Source material Block Start

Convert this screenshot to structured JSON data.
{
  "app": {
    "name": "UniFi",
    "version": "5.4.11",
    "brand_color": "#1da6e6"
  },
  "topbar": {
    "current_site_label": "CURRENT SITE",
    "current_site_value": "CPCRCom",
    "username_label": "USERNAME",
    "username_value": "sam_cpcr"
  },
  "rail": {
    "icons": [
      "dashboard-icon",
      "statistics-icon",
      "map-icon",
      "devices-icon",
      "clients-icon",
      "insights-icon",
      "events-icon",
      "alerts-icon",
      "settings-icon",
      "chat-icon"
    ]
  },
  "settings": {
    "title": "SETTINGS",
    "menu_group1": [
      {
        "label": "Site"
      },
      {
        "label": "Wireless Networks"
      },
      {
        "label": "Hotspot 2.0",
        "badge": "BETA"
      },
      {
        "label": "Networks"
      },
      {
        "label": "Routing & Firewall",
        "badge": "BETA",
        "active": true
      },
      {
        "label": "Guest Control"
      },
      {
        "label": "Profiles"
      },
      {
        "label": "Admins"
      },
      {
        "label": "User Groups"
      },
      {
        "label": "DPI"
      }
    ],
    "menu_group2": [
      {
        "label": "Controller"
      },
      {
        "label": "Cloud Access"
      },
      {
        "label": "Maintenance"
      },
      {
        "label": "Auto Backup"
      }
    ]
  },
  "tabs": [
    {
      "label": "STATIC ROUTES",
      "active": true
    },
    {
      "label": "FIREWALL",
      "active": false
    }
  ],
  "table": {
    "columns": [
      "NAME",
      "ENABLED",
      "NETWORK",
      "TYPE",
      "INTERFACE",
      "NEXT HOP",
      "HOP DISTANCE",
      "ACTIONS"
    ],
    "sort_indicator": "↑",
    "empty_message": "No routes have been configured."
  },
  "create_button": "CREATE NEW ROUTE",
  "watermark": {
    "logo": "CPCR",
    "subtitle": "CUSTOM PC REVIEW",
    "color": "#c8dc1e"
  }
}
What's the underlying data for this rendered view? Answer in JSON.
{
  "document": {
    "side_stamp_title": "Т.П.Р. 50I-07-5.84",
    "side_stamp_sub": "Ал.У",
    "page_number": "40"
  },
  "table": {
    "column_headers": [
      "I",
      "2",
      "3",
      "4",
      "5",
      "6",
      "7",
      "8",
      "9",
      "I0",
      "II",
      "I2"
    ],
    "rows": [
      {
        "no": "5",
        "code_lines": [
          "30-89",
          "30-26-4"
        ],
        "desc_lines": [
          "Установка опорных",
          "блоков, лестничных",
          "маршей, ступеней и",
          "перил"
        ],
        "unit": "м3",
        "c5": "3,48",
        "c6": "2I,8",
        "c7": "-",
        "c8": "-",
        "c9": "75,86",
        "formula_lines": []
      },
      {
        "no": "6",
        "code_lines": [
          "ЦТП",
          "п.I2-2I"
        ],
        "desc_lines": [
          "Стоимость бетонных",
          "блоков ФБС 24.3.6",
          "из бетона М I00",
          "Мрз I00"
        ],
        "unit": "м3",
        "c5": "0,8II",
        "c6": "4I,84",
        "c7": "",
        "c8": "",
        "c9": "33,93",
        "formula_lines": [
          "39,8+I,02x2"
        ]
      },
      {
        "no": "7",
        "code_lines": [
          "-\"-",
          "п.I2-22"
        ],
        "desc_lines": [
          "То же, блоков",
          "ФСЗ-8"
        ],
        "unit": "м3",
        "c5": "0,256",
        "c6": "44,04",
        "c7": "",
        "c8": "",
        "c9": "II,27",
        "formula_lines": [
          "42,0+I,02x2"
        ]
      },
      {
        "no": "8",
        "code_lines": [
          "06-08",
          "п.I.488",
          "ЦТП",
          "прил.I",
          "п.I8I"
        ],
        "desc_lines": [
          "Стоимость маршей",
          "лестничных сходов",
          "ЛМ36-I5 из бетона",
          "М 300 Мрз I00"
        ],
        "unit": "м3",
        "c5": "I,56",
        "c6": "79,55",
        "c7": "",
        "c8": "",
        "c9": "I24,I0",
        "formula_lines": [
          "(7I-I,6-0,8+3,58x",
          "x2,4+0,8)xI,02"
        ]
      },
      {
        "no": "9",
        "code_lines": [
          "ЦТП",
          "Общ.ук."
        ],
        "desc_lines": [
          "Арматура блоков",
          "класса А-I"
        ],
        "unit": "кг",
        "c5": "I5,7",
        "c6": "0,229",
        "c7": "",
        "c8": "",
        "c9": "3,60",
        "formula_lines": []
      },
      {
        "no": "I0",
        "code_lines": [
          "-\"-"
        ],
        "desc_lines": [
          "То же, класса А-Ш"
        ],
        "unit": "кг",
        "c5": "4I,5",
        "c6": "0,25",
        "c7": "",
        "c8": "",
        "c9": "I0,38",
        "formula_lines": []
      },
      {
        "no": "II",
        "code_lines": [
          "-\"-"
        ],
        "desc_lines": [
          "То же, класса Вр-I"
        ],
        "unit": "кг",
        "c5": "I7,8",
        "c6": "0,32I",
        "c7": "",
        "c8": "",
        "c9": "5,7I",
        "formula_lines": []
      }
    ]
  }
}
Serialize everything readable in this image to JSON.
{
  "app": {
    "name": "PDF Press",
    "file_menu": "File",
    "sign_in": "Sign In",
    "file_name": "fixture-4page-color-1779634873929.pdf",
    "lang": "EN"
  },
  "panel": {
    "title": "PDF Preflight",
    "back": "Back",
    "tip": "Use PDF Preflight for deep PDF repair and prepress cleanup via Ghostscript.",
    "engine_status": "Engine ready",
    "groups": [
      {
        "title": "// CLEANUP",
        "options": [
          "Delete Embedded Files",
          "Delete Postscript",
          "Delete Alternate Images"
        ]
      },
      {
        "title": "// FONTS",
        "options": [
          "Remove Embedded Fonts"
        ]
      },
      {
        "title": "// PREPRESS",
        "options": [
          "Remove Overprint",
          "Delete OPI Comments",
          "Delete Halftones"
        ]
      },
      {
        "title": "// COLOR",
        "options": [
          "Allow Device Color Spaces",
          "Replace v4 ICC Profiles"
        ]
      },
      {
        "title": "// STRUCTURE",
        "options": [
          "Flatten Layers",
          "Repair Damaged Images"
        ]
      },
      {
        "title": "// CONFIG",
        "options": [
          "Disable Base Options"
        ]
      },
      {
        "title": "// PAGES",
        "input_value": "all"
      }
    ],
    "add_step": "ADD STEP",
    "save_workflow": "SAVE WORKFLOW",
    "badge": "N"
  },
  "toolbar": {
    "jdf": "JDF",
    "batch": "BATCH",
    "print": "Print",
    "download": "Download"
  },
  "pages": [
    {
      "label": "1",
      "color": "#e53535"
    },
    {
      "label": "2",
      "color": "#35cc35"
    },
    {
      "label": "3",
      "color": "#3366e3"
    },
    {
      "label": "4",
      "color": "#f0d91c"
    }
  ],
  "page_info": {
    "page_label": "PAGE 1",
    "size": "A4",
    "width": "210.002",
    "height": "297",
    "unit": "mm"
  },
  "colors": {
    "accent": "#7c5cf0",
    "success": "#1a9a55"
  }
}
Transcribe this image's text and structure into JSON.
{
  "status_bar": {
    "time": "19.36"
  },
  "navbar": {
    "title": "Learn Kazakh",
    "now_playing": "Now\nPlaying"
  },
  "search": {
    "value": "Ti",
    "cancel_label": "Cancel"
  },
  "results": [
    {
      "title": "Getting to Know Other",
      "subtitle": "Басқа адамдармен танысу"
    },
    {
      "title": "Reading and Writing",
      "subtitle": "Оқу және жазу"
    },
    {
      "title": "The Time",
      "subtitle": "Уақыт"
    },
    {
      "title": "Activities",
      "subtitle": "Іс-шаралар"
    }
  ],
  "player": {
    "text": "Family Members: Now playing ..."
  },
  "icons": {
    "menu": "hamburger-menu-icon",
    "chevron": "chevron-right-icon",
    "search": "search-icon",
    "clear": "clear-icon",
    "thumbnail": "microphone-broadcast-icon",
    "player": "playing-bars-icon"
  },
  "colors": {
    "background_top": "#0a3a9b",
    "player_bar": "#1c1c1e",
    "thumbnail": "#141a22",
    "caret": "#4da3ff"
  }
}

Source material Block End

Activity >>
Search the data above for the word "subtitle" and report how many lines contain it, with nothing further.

Task response >>
5